- Exercise requirements: Say how many lines in the listing contain the string "Blocks", giving the number alone.

- Provided entries:
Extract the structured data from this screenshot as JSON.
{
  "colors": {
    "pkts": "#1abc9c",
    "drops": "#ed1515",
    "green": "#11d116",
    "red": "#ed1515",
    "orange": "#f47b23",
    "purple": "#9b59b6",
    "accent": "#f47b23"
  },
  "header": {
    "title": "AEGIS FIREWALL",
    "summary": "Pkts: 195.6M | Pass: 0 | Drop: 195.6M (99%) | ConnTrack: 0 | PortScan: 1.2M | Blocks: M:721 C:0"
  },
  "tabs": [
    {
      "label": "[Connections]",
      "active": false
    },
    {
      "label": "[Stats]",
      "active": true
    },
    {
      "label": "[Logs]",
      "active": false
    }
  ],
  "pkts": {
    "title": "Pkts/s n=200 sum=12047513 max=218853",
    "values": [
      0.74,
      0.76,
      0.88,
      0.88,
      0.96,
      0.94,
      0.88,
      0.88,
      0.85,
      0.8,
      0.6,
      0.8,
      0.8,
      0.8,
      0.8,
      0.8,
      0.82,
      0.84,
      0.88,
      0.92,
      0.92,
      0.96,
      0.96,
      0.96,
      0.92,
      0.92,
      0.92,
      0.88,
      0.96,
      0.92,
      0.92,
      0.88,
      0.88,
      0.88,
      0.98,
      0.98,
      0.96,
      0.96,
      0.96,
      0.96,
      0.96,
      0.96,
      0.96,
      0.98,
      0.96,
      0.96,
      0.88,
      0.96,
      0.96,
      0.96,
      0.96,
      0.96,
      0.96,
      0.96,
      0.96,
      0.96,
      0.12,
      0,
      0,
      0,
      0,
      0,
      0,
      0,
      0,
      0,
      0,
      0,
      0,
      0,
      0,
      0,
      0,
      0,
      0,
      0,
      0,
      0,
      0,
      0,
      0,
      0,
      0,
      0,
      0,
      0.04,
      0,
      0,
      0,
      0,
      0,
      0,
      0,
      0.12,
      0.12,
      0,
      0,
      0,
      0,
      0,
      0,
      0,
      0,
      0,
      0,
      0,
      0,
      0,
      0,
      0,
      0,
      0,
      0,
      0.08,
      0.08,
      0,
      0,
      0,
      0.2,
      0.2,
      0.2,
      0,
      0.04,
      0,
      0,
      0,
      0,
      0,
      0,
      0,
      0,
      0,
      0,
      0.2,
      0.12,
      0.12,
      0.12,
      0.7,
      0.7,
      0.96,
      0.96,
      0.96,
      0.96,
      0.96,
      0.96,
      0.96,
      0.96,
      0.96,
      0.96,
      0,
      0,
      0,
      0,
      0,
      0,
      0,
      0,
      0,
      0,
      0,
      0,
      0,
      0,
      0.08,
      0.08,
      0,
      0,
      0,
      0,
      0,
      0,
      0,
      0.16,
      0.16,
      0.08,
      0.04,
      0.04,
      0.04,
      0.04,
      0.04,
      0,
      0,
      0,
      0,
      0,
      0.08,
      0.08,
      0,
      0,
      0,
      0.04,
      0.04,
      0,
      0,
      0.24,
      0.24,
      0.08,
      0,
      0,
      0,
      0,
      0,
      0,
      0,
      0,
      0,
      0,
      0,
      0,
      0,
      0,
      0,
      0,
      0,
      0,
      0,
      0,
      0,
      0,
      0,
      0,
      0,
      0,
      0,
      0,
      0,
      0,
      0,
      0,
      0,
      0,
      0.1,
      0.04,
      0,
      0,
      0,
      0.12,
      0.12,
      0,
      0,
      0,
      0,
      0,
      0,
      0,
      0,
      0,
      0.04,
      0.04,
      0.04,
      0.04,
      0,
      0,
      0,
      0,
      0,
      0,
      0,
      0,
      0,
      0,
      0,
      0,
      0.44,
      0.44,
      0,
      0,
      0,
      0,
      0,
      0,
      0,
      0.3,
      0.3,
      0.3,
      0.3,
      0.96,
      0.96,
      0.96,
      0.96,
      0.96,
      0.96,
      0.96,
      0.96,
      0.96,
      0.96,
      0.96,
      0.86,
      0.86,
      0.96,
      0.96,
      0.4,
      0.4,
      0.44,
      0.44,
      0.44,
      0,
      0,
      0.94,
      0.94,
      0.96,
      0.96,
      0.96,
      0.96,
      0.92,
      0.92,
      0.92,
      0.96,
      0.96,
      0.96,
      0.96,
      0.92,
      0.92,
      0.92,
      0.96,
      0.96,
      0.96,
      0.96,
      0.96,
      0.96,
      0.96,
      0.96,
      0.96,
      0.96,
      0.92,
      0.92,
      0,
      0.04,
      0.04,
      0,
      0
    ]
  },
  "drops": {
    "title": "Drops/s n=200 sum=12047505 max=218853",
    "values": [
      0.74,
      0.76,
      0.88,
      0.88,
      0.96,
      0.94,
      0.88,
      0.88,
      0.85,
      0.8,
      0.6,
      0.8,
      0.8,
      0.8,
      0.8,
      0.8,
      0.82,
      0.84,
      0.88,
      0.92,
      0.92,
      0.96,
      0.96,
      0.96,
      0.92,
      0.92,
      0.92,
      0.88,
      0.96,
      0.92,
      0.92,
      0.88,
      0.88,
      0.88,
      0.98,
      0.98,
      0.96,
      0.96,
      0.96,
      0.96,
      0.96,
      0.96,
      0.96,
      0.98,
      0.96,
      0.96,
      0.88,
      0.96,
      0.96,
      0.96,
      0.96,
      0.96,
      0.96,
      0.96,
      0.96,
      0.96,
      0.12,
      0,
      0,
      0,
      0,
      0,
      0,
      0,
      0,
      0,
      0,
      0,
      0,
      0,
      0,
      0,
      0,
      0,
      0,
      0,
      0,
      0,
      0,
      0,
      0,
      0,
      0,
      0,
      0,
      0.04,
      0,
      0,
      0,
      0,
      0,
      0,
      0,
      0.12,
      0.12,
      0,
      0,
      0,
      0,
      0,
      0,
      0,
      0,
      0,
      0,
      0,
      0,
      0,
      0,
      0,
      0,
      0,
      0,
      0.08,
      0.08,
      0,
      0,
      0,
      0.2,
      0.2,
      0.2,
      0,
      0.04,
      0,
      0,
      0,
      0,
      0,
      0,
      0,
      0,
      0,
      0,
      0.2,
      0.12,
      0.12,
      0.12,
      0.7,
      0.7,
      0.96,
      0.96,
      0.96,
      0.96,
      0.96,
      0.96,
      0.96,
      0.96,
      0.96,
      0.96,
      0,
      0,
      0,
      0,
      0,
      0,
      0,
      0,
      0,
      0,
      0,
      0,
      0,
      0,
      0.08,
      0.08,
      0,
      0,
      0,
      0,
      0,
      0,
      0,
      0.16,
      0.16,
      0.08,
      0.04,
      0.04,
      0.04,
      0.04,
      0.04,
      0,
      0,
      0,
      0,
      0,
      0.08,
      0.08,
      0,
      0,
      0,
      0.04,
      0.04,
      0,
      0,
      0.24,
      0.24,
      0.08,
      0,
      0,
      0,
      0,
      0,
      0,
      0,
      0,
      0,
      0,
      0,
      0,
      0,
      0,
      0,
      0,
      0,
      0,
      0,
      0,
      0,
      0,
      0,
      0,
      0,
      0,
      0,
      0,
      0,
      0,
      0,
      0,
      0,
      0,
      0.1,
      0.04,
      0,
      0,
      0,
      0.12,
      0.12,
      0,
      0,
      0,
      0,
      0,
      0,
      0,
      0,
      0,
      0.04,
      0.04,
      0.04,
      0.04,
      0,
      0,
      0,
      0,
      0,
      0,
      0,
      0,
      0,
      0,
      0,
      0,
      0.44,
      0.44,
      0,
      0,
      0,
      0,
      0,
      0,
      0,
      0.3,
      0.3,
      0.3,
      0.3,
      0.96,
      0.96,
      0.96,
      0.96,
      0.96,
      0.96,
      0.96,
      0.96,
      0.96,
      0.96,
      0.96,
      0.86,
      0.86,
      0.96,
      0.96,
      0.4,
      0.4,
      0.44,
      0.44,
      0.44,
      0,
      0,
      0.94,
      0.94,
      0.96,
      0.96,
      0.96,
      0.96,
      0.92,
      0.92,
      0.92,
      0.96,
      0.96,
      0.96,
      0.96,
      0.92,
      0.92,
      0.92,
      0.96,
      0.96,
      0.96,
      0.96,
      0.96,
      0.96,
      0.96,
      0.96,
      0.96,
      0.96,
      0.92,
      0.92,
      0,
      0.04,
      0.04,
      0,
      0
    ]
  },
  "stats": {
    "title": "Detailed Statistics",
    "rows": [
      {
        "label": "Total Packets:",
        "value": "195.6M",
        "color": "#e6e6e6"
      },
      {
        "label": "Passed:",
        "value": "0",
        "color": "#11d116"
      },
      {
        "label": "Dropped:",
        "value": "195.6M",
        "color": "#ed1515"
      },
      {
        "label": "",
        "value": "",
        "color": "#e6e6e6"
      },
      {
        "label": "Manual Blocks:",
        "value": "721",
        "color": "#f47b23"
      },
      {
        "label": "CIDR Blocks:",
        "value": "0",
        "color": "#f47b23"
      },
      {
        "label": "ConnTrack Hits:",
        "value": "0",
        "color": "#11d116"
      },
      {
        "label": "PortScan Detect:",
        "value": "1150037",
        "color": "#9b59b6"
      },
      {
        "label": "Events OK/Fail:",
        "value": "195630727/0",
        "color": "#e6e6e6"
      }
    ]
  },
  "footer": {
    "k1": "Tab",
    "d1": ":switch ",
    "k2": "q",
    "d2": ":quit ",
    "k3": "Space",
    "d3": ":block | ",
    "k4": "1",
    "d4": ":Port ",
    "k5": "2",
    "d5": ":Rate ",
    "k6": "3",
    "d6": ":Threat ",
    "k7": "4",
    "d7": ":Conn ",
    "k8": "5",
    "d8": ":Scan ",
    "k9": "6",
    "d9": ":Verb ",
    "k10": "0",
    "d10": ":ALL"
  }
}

- Written reply: 3